|Appears in Collections:||Computing Science and Mathematics Journal Articles|
|Peer Review Status:||Refereed|
|Title:||Past and future perspectives on mathematical models of tick-borne pathogens|
|Publisher:||Cambridge University Press|
|Citation:||Norman R, Worton A & Gilbert L (2016) Past and future perspectives on mathematical models of tick-borne pathogens, Parasitology, 143 (7), pp. 850-859.|
|Abstract:||Ticks are vectors of pathogens which are important both with respect to human health and economically. They have a complex lifecycle requiring several blood meals throughout their life. These blood meals take place on different individual hosts and potentially on different host species. Their lifecycle is also dependent on environmental conditions such as the temperature and habitat type. Mathematical models have been used for the more than 30 years to help us understand how tick dynamics are dependent on these environmental factors and host availability. In this paper we review models of tick dynamics and summarise the main results. This summary is split into two parts, one which looks at tick dynamics and one which looks at tick borne-pathogens. In general, the models of tick dynamics are used to determine when the peak in tick densities is likely to occur in the year and how that changes with environmental conditions. The models of tick borne pathogens focus more on the conditions under which the pathogen can persist and how host population densities might be manipulated to control these pathogens. In the final section of the paper we identify gaps in the current knowledge and future modelling approaches.|

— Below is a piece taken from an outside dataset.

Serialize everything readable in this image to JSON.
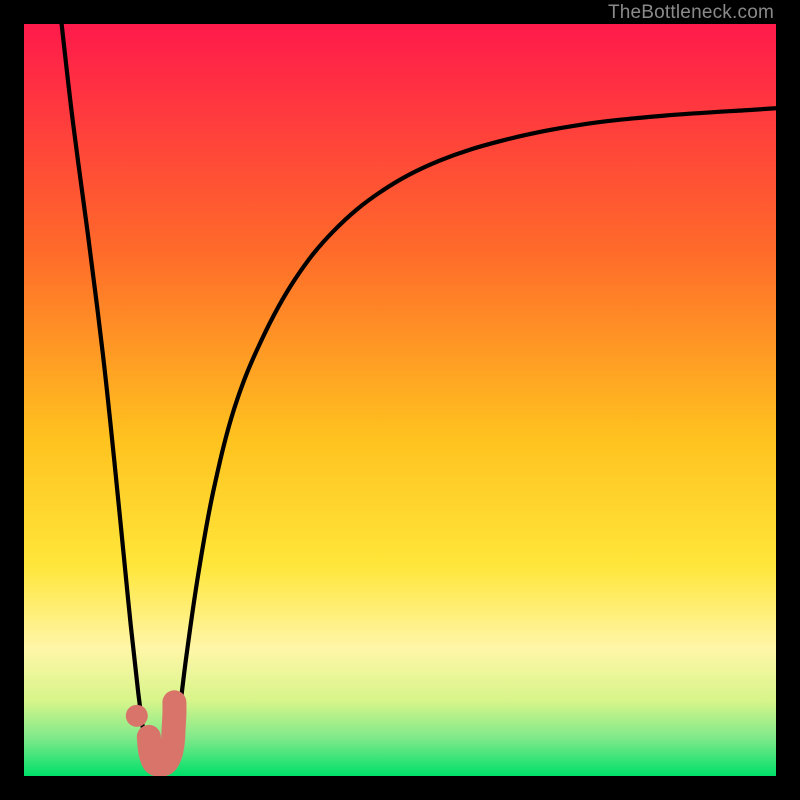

|Rights:||This item has been embargoed for a period. During the embargo please use the Request a Copy feature at the foot of the Repository record to request a copy directly from the author. You can only request a copy if you wish to use this work for your own research or private study. Publisher policy allows this work to be made available in this repository. Published in Parasitology by Cambridge University Press. Copyright © Cambridge University Press 2015|
University of Stirling
The James Hutton Institute
|parasitology review paperrevised.pdf||523.52 kB||Adobe PDF||View/Open|
This item is protected by original copyright
Items in the Repository are protected by copyright, with all rights reserved, unless otherwise indicated.
If you believe that any material held in STORRE infringes copyright, please contact email@example.com providing details and we will remove the Work from public display in STORRE and investigate your claim.